Video Exclusives


Inside Arctic Falls' Indoor Flex facility

Sentury

Raw footage taken in the new test hall at the Swedish proving ground, scheduled to open later this month

Click here to watch the video


Michelin launches recycling campaign

Sentury

The French tire maker has unveiled its ambitious future recycling strategy to ensure that by 2048, all of its tires are manufactured using 80% sustainable materials, and 100% of all end-of-life tires are recycled.

Click here to watch the video


A glimpse at Nokian's new test facility

Sentury

A rendering of the tire maker's new technology center in Spain shows what the facility will look like when it is complete in 2019. Find out more in the March 2018 issue (p60) of TTI

Click here to watch the video


In what year did Bridgestone officially launch its first run-flat tire?

Web Exclusive Articles

« back to listing

Nanogenerator harvests energy from rolling tires

A new nanogenerator that harvests power from rolling tires has been developed at the University of Wisconsin-Madison, USA

by Rachel Evans

 

A group of engineers from the University of Wisconsin-Madison in the USA and a collaborator from China have developed a nanogenerator that harvests energy from a car’s rolling tire friction. This could enable auto manufacturers to gain greater efficiency out of their vehicles by using the recovered energy to charge the car’s battery.

Xudong Wang, an associate professor of materials science and engineering at UW-Madison, and his PhD student Yanchao Mao have been working on this device for approximately a year.

The nanogenerator relies on the triboelectric effect to harness energy from the changing electric potential between the pavement and a vehicle’s wheels. The triboelectric effect is the electric charge that results from the contact or rubbing together of two dissimilar objects. The nanogenerator takes advantage of energy that is usually lost due to friction.
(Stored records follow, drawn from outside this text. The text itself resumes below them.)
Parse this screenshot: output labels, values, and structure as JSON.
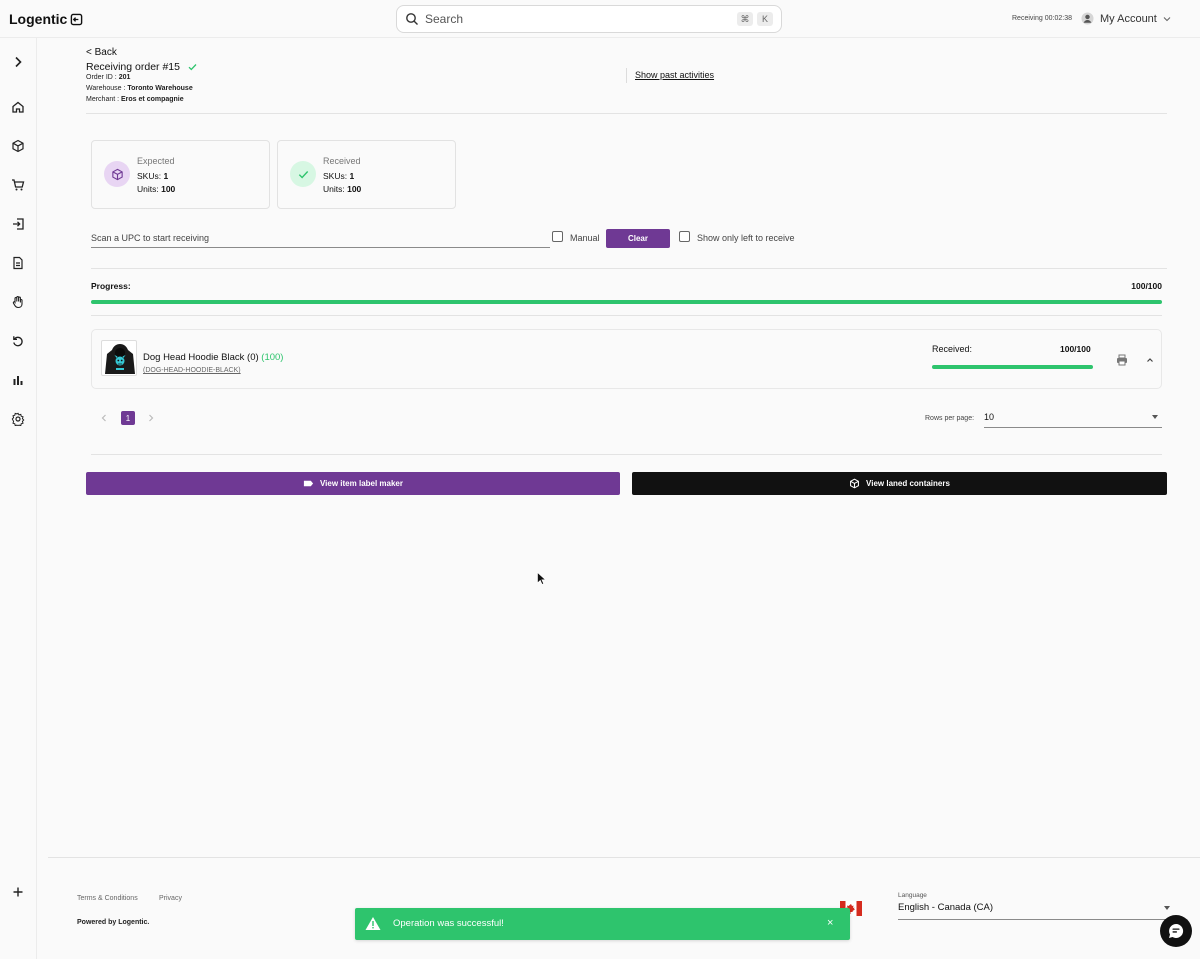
{
  "app": {
    "logo_text": "Logentic"
  },
  "search": {
    "placeholder": "Search",
    "kbd1": "⌘",
    "kbd2": "K"
  },
  "topbar": {
    "receiving_label": "Receiving",
    "timer": "00:02:38",
    "account_label": "My Account"
  },
  "header": {
    "back": "< Back",
    "title": "Receiving order #15",
    "order_id_label": "Order ID : ",
    "order_id": "201",
    "warehouse_label": "Warehouse : ",
    "warehouse": "Toronto Warehouse",
    "merchant_label": "Merchant : ",
    "merchant": "Eros et compagnie",
    "past_activities": "Show past activities"
  },
  "cards": {
    "expected": {
      "label": "Expected",
      "skus_label": "SKUs: ",
      "skus": "1",
      "units_label": "Units: ",
      "units": "100"
    },
    "received": {
      "label": "Received",
      "skus_label": "SKUs: ",
      "skus": "1",
      "units_label": "Units: ",
      "units": "100"
    }
  },
  "scan": {
    "placeholder": "Scan a UPC to start receiving",
    "manual_label": "Manual",
    "clear_label": "Clear",
    "show_only_label": "Show only left to receive"
  },
  "progress": {
    "label": "Progress:",
    "value_text": "100/100",
    "fraction": 1.0
  },
  "item": {
    "name": "Dog Head Hoodie Black (0)",
    "qty": "(100)",
    "sku": "(DOG-HEAD-HOODIE-BLACK)",
    "received_label": "Received:",
    "received_value": "100/100",
    "received_fraction": 1.0
  },
  "pagination": {
    "current_page": "1",
    "rows_label": "Rows per page:",
    "rows_value": "10"
  },
  "actions": {
    "label_maker": "View item label maker",
    "containers": "View laned containers"
  },
  "footer": {
    "terms": "Terms & Conditions",
    "privacy": "Privacy",
    "powered": "Powered by Logentic.",
    "language_label": "Language",
    "language_value": "English - Canada (CA)"
  },
  "toast": {
    "message": "Operation was successful!",
    "close": "×"
  },
  "colors": {
    "accent": "#6f3994",
    "success": "#2ec46d",
    "dark": "#111111"
  }
}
“The friction between the tire and the ground consumes about 10% of a vehicle’s fuel. That energy is wasted, so if we can convert it, it could give us very good improvement in fuel efficiency,” Wang explains.

The nanogenerator relies on an electrode integrated into a segment of the tire. When this part of the tire surface comes into contact with the ground, the friction between those two surfaces ultimately produces an electrical charge - a type of contact electrification known as the triboelectric effect.

During initial trials, Wang and his colleagues used a toy car with LED lights to demonstrate the concept. They attached an electrode to the wheels of the car, and as it rolled across the ground, the LED lights flashed on and off. The movement of electrons caused by friction was able to generate enough energy to power the lights.

“The nanogenerator was installed on the surface of the tire in the prototype device, however the ultimate design is to integrate it inside the tire, so that it won’t wear out,” Wang notes.

The researchers also determined that the amount of energy harnessed is directly related to the weight of a car, as well as its speed. According to Wang, the technology could be easily scaled up and may only require an additional fabrication step in tire manufacturing.

“Right now I am still working on the design of how to effectively realize this requirement,” he says. “We are also testing the system on a real car and it has shown a much higher energy output, but still more work needs to be done to make the output more regular and quantitative. The next key step will be to come up with a smart design to integrate the nanogenerator inside a real tire and test it.”

August 12, 2015

 

RECEIVE THE
LATEST NEWS


Your email address:



Read Latest Issue

Read Latest Issue

Read Latest Issue

Web Exclusives

Arctic Falls' Indoor Flex facility now operational
The grand opening of Arctic Falls' new Indoor Flex facility, which will offer new tire and vehicle testing possibilities, is scheduled for the end of June.
Read Now

ETRMA consolidates used tire management data for 2016
Data gathered by the ETRMA from 32 countries in the EU shows that 94% of used tires in 2016 were collected and treated
Read Now

BKT in R&D tie-up with Kultevat
Indian tire giant BKT has entered into a research and development partnership with US biotechnology firm Kultevat to further the use of TKS rubber as a substitute for natural rubber
Read Now

Completely truckworthy
Bridgestone America's director for commercial tire development, Mitchel Kritzell, gives an update on the SuperTruck II program
Read Now

Q&A: Sam Visaisouk, CEO, Tyromer
The Retread Tire Association (RTA) speaks with Tyromer CEO, Sam Visaisouk, about the testing of its new tire-derived polymer recycled rubber product in truck and passenger car tires
Read Now


Supplier Spotlight

Supplier SpotlightWe are building a list of leading suppliers covering all aspects of the tire industry. Want to see your company included? Contact olivia.campbell@ukimediaevents.com for more details.

Submit your industry opinion

Industry BlogDo you have an opinion you'd like to share with the tire technology community? We'd like to hear your views and opinions on the leading issues shaping the industry. Share your comments by sending up to 500 words to rachel.evans@ukimediaevents.com

Submit Your Recruitment Ad

Recruitment AdTo send us your recruitment advertising or to receive information on placing a banner please email olivia.campbell@ukimediaevents.com